■ Task objective:
Find each line below that includes "holders", then copy it.

■ Records to use:
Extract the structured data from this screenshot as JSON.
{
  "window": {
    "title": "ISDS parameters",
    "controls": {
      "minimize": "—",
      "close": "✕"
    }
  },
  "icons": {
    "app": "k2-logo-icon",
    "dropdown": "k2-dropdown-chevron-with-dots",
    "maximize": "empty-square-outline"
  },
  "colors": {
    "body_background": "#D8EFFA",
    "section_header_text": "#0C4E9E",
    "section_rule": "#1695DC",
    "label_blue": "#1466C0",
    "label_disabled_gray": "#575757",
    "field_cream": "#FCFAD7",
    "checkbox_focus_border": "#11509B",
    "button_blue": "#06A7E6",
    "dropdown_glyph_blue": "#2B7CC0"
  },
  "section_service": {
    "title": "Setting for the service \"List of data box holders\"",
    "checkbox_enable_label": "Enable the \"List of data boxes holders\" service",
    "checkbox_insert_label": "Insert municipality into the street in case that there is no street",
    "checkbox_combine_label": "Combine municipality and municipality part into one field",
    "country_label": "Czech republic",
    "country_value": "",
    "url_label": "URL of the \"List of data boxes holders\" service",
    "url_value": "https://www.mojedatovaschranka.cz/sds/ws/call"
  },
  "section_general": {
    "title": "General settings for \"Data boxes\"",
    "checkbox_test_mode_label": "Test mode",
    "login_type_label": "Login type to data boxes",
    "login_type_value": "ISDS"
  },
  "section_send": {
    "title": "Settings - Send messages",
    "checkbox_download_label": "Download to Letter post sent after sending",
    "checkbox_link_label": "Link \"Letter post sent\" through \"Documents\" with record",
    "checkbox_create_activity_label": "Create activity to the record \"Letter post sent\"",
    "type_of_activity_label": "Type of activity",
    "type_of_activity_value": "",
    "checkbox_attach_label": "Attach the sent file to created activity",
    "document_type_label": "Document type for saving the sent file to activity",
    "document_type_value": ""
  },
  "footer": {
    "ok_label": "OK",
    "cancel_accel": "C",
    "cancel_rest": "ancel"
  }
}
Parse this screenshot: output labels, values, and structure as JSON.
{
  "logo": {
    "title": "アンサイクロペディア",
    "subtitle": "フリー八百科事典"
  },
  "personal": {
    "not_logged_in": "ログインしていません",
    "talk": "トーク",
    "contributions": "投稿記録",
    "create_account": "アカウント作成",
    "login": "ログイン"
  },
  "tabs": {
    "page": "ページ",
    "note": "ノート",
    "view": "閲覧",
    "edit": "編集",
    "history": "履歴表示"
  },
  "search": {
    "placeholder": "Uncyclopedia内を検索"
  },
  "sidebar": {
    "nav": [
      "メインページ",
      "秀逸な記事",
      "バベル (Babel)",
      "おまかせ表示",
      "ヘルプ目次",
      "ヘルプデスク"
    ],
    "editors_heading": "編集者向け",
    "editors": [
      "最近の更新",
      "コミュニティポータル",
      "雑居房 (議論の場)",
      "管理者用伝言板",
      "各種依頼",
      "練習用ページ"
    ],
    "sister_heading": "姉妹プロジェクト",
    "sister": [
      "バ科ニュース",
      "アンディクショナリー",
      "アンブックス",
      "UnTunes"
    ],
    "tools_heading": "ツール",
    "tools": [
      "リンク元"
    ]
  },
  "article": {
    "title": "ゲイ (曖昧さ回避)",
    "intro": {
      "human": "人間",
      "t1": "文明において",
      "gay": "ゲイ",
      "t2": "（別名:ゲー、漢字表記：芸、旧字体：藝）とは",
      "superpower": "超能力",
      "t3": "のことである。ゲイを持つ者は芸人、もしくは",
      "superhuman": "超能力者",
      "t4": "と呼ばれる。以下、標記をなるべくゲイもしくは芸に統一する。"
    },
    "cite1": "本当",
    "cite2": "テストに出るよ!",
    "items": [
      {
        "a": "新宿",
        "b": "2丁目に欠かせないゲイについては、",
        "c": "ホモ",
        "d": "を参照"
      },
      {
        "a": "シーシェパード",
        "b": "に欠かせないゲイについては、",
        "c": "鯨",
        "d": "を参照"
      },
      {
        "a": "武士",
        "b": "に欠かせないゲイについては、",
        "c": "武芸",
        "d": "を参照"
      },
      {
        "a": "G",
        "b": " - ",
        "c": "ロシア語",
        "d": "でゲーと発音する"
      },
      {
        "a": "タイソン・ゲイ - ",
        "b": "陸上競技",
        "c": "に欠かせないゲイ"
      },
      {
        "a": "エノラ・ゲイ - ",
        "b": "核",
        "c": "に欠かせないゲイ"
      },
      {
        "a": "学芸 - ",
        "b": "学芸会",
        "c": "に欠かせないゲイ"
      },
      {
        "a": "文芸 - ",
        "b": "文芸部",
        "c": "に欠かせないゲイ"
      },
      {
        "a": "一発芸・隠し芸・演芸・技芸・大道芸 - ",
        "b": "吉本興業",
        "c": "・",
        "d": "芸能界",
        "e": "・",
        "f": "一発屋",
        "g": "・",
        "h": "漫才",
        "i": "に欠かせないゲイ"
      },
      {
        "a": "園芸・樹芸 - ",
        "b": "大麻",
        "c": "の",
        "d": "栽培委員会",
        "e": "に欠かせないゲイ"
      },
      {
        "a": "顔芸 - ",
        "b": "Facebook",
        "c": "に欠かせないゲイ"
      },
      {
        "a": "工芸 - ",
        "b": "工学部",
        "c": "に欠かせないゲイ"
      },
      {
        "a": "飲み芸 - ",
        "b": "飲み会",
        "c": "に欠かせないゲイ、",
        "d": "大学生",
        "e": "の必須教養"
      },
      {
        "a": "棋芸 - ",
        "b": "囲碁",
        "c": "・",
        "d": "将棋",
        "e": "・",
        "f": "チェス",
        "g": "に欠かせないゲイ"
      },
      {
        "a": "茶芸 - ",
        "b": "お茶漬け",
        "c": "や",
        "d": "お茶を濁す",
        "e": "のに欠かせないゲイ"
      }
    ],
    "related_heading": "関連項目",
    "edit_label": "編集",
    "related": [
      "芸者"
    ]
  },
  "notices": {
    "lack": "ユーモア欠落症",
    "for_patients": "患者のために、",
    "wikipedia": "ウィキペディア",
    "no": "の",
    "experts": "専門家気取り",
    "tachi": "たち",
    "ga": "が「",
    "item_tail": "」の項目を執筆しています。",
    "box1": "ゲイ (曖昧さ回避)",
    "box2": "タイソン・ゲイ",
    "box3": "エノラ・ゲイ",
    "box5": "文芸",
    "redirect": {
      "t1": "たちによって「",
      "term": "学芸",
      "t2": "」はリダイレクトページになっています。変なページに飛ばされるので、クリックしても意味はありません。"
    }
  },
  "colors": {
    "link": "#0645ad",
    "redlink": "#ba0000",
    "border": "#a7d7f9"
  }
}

■ Answer to this exercise:
    "title": "Setting for the service \"List of data box holders\"",
    "checkbox_enable_label": "Enable the \"List of data boxes holders\" service",
    "url_label": "URL of the \"List of data boxes holders\" service",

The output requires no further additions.